The trial of Marissa Rudman and Nolan Schoeman was postponed last month to give Rudman the opportunity to find a paediatrician to testify on her behalf.
However, counsel for Rudman informed the court on Tuesday that they could not find an expert who was willing to testify for her.
Rudman and Schoeman have both denied assaulting their two-month-old baby boy Wade so severely that he died of his injuries at a Pretoria state hospital in 2010.
The baby had such severe brain swelling that his skull had started to come apart. He also had two broken arms, 22 broken ribs and large visible bruises on his head and body.
The State has alleged that Rudman removed the baby from another hospital, against medical advice, a few days earlier.
The baby was being treated for broncho-pneumonia, but Rudman insisted on discharging him herself, claiming she was not satisfied with the treatment he was receiving.
The two have also pleaded not guilty to a charge of abusing their baby and another boy over a period of time.
The child earlier testified that he saw Schoeman hit the baby on the head, but Schoeman said the child was not telling the truth and must have been influenced.
Rudman denied ever seeing or suspecting that Schoeman was abusing their baby, but she testified at length about how Schoeman had abused her.
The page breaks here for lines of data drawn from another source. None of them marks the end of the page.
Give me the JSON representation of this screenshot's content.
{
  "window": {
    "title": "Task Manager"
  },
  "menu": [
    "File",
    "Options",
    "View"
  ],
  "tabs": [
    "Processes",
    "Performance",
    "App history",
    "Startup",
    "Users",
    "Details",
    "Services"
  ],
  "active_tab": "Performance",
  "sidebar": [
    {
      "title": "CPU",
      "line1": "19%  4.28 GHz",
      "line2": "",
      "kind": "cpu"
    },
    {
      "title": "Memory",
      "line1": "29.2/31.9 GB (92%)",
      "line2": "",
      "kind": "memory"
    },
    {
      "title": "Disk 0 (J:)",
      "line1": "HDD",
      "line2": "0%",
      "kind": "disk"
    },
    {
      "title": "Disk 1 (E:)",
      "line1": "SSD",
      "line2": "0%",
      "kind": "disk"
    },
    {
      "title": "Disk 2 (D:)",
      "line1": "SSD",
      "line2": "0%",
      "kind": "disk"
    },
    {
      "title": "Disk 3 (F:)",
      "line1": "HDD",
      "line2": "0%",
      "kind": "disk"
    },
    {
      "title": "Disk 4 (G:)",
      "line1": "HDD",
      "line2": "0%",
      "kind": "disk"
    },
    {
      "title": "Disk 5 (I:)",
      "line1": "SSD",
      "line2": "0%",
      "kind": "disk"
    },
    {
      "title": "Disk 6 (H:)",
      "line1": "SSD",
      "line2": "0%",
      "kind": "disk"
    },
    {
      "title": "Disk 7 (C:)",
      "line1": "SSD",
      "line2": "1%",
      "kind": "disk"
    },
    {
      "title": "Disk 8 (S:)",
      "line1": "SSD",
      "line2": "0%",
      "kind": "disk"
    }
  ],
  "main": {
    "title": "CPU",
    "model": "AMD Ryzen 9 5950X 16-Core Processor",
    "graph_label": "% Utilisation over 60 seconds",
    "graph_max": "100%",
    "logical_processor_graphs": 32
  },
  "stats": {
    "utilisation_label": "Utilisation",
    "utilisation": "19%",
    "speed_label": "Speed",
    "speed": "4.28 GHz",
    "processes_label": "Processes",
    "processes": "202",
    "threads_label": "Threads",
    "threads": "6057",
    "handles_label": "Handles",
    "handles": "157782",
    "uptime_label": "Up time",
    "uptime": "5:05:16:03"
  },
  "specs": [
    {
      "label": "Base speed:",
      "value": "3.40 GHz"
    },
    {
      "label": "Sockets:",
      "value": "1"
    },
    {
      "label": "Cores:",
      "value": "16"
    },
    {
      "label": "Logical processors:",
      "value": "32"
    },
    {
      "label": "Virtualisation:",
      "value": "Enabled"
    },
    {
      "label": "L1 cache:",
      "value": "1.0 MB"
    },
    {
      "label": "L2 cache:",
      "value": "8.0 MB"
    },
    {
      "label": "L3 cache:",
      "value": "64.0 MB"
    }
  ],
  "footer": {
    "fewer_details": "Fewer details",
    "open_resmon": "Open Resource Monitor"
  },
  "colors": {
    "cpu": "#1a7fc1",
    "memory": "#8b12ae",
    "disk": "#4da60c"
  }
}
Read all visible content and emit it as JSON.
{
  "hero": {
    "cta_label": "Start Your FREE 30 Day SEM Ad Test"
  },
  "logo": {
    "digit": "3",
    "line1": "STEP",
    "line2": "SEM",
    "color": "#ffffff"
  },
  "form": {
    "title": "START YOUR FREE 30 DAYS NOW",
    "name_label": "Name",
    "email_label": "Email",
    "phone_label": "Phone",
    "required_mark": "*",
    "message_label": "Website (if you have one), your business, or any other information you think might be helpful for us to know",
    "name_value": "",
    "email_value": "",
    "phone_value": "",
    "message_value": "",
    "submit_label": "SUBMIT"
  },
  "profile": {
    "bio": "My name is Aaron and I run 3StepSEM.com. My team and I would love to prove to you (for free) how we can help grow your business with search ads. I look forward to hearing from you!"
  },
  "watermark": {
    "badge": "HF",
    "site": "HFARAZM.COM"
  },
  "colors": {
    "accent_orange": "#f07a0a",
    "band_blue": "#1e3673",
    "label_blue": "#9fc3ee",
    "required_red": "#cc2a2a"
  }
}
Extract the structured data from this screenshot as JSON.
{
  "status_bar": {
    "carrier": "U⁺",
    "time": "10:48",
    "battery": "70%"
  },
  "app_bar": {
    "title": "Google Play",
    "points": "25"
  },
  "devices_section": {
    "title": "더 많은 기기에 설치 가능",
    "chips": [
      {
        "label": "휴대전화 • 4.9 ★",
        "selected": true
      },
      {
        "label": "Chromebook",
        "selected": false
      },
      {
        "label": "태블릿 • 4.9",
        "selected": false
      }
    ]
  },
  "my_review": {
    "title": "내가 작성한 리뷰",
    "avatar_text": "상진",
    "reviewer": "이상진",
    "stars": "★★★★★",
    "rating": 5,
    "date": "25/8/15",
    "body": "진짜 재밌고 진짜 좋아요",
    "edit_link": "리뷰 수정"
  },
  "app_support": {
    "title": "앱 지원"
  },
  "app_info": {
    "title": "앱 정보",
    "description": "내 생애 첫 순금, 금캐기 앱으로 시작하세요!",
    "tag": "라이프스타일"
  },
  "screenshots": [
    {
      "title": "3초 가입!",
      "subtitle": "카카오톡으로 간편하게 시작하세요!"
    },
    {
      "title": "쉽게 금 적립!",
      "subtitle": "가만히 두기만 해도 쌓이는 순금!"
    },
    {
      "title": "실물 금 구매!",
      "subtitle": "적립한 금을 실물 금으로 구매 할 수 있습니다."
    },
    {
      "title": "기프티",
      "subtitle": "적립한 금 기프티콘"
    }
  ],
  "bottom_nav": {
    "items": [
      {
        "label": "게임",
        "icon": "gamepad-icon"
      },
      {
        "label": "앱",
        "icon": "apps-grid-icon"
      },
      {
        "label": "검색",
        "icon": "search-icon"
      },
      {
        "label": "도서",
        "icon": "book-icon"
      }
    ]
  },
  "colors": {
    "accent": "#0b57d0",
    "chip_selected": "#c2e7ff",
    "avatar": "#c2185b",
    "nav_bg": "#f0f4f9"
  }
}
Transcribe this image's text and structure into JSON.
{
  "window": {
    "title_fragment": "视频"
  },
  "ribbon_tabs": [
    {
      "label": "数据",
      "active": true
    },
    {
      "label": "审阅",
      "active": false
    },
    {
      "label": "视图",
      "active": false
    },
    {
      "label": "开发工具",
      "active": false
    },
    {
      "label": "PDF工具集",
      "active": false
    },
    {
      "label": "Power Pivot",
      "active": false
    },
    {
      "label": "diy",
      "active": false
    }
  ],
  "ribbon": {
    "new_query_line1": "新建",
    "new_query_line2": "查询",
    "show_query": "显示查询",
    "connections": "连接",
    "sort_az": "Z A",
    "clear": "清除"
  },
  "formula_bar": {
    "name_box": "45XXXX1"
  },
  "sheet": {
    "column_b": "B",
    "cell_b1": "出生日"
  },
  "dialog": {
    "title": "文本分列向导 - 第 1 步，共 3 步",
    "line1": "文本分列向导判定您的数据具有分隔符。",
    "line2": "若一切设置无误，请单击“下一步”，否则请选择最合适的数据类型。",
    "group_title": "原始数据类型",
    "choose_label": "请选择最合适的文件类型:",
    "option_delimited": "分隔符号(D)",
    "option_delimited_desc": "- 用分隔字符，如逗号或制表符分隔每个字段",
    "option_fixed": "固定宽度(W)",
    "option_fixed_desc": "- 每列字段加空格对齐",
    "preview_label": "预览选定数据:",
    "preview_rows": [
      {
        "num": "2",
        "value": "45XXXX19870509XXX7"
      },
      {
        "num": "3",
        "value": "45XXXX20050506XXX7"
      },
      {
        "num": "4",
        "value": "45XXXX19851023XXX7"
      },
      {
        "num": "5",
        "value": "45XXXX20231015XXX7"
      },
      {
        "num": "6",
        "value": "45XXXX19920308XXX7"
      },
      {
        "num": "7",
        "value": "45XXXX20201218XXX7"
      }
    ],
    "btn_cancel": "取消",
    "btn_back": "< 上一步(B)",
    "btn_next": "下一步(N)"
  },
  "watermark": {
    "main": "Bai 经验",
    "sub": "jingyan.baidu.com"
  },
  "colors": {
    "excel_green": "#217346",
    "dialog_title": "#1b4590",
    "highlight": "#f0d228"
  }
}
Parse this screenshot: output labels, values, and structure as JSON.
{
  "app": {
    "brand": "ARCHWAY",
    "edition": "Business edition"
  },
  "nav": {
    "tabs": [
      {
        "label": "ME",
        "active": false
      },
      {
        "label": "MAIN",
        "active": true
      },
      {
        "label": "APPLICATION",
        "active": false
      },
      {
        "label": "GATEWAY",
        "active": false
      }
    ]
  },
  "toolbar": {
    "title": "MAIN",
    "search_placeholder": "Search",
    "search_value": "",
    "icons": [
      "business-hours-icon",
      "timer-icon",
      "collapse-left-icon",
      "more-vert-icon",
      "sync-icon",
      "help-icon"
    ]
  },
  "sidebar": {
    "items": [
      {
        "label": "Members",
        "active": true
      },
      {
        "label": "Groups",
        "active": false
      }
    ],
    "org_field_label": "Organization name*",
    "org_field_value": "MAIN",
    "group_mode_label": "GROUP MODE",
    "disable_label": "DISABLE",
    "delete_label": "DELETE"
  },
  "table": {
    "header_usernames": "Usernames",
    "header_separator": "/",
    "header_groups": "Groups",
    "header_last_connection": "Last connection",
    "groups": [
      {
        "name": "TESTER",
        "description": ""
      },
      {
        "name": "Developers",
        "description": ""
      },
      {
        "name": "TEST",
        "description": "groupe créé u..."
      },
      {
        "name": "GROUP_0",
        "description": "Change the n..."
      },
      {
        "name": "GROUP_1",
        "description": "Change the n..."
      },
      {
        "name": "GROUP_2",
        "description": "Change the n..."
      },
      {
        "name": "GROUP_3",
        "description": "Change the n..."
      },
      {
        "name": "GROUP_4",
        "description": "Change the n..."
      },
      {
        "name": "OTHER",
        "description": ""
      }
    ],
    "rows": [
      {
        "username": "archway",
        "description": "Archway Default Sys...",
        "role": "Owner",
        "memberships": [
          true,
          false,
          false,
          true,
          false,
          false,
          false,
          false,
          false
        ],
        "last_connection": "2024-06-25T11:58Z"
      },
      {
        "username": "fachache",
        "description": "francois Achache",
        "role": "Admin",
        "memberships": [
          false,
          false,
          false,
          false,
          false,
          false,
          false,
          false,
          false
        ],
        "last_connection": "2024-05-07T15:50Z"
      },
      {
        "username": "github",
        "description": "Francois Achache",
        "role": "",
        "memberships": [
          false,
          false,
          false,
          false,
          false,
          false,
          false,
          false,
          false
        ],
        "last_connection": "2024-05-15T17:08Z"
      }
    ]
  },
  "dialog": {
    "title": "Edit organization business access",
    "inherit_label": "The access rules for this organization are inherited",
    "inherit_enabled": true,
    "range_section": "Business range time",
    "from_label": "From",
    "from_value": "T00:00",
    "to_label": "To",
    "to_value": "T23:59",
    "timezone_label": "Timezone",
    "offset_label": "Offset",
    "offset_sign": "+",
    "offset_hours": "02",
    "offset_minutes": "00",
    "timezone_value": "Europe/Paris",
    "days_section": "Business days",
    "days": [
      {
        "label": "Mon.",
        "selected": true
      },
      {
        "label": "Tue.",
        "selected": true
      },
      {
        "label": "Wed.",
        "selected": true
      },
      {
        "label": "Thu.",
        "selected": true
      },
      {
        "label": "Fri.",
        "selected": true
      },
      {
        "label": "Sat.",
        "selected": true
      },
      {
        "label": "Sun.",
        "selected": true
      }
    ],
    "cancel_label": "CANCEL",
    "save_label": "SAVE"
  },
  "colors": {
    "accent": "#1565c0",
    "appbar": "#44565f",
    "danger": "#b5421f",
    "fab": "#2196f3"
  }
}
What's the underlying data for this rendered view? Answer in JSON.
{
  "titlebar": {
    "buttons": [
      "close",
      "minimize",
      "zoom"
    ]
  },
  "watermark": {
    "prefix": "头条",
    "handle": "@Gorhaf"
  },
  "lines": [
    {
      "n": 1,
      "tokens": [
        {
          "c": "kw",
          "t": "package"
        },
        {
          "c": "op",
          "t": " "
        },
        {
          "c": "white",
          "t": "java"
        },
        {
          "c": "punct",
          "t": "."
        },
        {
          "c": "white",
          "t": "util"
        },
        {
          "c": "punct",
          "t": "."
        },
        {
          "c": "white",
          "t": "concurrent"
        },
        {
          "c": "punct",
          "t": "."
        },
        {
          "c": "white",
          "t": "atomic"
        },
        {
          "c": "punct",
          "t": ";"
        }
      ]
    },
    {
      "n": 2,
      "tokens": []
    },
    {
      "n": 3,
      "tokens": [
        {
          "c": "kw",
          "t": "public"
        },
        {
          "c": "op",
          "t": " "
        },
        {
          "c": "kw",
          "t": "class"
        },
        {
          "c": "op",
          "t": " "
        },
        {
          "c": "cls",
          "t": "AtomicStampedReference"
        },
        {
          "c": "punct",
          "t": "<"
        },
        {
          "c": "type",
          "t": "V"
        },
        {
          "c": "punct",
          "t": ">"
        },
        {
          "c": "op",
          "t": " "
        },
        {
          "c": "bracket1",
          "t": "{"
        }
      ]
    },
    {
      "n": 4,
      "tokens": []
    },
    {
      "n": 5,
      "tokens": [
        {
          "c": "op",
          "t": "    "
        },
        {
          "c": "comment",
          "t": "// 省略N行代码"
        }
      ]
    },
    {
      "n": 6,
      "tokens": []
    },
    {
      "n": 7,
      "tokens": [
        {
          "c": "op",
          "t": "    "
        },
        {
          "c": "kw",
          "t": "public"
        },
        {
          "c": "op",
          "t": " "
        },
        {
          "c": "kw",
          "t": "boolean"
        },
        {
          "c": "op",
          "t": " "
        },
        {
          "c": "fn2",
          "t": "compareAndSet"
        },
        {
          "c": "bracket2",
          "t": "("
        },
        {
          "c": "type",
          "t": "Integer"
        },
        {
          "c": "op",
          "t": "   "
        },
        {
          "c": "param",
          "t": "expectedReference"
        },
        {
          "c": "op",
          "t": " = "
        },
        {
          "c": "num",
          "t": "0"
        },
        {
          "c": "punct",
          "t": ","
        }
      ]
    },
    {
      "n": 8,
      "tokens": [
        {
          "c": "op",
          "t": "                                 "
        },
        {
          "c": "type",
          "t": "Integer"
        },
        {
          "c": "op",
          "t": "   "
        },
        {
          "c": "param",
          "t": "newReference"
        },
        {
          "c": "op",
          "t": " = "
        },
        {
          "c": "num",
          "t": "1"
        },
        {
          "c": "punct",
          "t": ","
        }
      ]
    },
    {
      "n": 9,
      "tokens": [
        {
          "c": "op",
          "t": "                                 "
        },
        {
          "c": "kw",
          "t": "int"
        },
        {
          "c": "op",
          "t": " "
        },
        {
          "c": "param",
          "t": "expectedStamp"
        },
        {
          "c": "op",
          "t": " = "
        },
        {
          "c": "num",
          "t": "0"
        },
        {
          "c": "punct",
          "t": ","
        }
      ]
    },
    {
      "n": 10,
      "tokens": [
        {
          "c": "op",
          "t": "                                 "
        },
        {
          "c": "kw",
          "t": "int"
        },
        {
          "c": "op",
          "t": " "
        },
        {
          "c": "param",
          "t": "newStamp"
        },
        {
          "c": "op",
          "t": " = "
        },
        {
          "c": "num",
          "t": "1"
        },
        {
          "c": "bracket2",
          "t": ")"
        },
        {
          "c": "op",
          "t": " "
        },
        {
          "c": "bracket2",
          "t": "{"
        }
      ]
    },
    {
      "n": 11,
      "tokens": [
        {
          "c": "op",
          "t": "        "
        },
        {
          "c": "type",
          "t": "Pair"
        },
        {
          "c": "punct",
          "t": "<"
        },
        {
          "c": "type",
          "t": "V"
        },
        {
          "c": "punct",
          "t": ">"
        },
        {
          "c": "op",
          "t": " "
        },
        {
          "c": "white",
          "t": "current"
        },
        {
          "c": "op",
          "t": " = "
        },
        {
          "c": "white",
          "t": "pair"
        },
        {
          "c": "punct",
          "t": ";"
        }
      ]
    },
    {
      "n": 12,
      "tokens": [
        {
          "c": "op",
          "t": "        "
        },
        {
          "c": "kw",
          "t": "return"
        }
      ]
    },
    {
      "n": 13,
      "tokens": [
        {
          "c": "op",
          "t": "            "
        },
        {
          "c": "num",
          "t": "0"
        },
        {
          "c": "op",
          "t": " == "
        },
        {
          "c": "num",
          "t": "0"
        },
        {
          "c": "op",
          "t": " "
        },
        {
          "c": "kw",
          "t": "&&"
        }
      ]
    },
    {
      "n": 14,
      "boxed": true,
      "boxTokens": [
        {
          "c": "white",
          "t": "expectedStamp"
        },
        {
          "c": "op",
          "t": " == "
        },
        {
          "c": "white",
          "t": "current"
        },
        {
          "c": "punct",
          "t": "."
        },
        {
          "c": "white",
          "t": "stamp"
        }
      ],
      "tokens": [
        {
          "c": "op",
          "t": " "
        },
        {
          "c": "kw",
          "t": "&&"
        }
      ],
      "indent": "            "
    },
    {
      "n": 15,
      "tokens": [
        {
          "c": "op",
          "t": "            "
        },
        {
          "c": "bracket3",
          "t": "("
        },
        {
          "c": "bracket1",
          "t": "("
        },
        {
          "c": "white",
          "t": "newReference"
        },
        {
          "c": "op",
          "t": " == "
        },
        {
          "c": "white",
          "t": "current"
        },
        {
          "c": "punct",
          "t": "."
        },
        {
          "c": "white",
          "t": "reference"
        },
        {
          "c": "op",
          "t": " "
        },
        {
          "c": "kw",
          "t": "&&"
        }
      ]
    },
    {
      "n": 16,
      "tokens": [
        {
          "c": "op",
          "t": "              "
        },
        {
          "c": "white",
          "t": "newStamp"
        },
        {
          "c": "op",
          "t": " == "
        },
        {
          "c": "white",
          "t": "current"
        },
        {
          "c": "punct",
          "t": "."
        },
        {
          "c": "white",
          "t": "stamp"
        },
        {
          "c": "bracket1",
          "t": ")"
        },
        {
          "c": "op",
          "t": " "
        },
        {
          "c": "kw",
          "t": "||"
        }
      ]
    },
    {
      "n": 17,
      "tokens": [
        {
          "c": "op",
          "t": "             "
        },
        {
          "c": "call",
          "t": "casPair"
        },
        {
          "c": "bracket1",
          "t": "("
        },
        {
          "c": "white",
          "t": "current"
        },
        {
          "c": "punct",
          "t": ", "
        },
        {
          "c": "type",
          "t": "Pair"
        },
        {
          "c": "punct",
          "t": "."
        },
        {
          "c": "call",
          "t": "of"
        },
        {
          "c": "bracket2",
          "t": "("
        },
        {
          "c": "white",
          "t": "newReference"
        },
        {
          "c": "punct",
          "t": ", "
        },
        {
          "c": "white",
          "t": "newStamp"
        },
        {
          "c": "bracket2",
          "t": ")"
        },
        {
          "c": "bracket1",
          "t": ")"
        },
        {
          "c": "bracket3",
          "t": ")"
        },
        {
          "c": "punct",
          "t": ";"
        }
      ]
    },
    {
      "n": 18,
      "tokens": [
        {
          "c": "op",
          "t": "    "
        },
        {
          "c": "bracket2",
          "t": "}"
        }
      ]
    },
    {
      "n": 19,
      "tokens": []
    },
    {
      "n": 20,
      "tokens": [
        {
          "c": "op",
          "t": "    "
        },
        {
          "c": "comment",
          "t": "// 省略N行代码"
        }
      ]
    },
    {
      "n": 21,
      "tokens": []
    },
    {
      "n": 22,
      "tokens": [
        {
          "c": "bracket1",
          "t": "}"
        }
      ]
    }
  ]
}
The State applied to have the charge sheet amended on Tuesday after it appeared that the child abuse charges had been brought under the old Child Care Act instead of the new Children's Act.
Prosecutor Cornelia Harmzen argued that there would not be any prejudice to the accused and that the drafting of the indictment had been a honest oversight.
Counsel for the accused opposed the application, arguing that there was a huge difference between the old and new legislation.
Karin Alheit, for Rudman, said it would amount to a substitution of charges, as child abuse was now a much more serious crime and the sanctions were much higher under the new legislation.
The old act stipulated a jail term of five years, while the new one set a penalty of between 10 and 20 years' imprisonment.
Alheit said the scope of the act had also been broadened.
Judge Cynthia Pretorius said the defence could not blame the state alone for the oversight, as no one had noticed the discrepancy or complained about it.
Pretorius said the murder charge still stood, despite the discrepancy in the charge sheet.
She said she would rule on the matter when the trial resumed, but warned counsel to be ready with final legal argument.
The trial was postponed to May 28. - Sapa